|by Budget Travel||Mexico and Central America, Local and Public Transportation||3|
For the benefit of those yet to travel by Chicken Bus, allow me to set the scene. These machines start their life as US school buses and, after their North American shelf life has expired, gain a whole new lease of life south of the border. Possibly the ultimate in recycling, these veteran workhorses - which would have been put out to graze long ago - are now loyal servants to umpteen million Latin Americans. It just goes to show that there's still life in the old dogs yet.
After arrival in the land of machetes and banana palms the vehicles undergo a complete face lift. Out with the old and in with the new, the well known yellow exterior soon becomes history when the former ugly duckling finally emerges as a chrome fronted, hand painted, religious billboard on wheels. It's like MTV's 'Pimp My Ride' on LSD-laced steroids.
Excessive chrome, pious stickers, and garish paint schemes are definitely the new yellow and black. And that's just the outside. The interior also undergoes the same radical transformation. Once inside, aesthetics take a back seat among the sacks of rice and beans and functionality now dictates design. Fore and aft spacing between seats remains unchanged, meaning leg space is still barely sufficient for small American children, but on one side the bench seats are replaced with slightly longer versions that now devour half of what used to be the aisle.
As for the rest of the decor, simply throw in two overhead luggage racks to accommodate cardboard boxes containing shopping and the odd armadillo, a TV in a welded cage (usually rendered defunct after the first man-sized pothole), 25 hefty speakers that wouldn't look out of place at a Steppenwolf concert, and a head-shattering air horn powerful enough to strip tooth enamel, and you have yourself one bad-ass Chicken Bus.
But its the guys running the show that really impressed me. Not only the fearless driver, but also his mate - the Chicken Bus Jockey. With the tenacity of an Everest Double Glazing salesman and the physical prowess of a world class 400 meter runner fitted as standard, these chaps are a breed apart. I remember one in particular that had a dangerous habit of squeezing his way down the bus to collect fares, he would then exit the back of the bus when it slowed to an easy rumble, sprint back around as it began to gain pace, and then hurl himself back in through the open door at the front. A routine repeated at least twice hourly. Clearly, this must have proved easier than battling back through a packed bus.

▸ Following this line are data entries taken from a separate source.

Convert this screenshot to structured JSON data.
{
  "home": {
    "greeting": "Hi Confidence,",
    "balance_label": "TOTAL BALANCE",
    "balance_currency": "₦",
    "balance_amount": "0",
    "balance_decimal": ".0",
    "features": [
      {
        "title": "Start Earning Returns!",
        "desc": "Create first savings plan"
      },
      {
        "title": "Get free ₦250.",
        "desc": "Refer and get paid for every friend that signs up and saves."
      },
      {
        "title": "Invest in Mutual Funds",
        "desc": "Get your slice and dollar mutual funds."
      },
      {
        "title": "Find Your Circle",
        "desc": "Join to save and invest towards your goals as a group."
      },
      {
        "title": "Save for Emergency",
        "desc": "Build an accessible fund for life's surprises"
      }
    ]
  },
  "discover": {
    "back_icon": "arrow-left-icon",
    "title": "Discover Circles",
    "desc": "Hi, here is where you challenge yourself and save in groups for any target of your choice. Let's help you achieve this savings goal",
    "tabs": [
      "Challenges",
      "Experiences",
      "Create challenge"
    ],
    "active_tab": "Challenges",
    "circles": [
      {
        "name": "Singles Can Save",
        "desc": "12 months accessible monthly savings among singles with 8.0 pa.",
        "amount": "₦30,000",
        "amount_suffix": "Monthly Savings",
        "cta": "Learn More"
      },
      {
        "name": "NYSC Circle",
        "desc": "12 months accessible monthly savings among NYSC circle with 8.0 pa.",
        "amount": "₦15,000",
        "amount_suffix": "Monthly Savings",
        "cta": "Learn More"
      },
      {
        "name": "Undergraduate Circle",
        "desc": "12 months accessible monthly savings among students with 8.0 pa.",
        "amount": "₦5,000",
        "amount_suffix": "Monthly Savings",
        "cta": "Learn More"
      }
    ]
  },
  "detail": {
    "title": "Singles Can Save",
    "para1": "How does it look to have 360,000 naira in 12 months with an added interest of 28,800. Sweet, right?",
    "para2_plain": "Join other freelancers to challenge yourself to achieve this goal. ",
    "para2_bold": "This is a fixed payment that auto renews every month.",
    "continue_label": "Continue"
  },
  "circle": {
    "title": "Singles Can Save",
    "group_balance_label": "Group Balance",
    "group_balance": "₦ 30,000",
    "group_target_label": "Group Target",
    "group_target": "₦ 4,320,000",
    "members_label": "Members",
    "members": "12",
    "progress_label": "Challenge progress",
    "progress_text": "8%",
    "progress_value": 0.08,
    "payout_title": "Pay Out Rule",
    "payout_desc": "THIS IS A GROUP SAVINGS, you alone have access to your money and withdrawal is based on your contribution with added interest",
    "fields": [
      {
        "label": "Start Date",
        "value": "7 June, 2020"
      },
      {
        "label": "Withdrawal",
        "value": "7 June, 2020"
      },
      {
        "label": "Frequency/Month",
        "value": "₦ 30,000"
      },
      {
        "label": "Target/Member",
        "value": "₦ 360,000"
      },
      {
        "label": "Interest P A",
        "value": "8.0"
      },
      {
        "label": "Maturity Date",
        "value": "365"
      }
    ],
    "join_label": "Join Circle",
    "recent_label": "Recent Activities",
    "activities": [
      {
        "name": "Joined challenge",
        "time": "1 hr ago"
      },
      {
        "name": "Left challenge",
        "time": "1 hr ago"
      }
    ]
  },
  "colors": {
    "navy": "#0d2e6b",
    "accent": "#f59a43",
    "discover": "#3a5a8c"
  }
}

On one occasion, however, the driver sped off a little too early, leaving his amigo behind in a swirling cloud of dust and black fumes. Looking backward through small gaps in the sea of armpits and crotches I could see this maniac, in full sprint with arms flailing, hopelessly trying to close the ever growing distance between him and the bus. The look of sheer desperation on his face reminded me of that scene at the end of the Roger Moore movie The Wild Geese where Richard Harris, while being chased by a lot of rather angry natives, tried in vain to catch up with the plane as it accelerated along the runway. In our case, and in a different and altogether less gory ending, passenger intervention saved the day. One chap eventually piped up to signal the loss, forcing Stan Laurel to reluctantly hit the brakes and pick up a wheezing, and somewhat weary, Senor Hardy.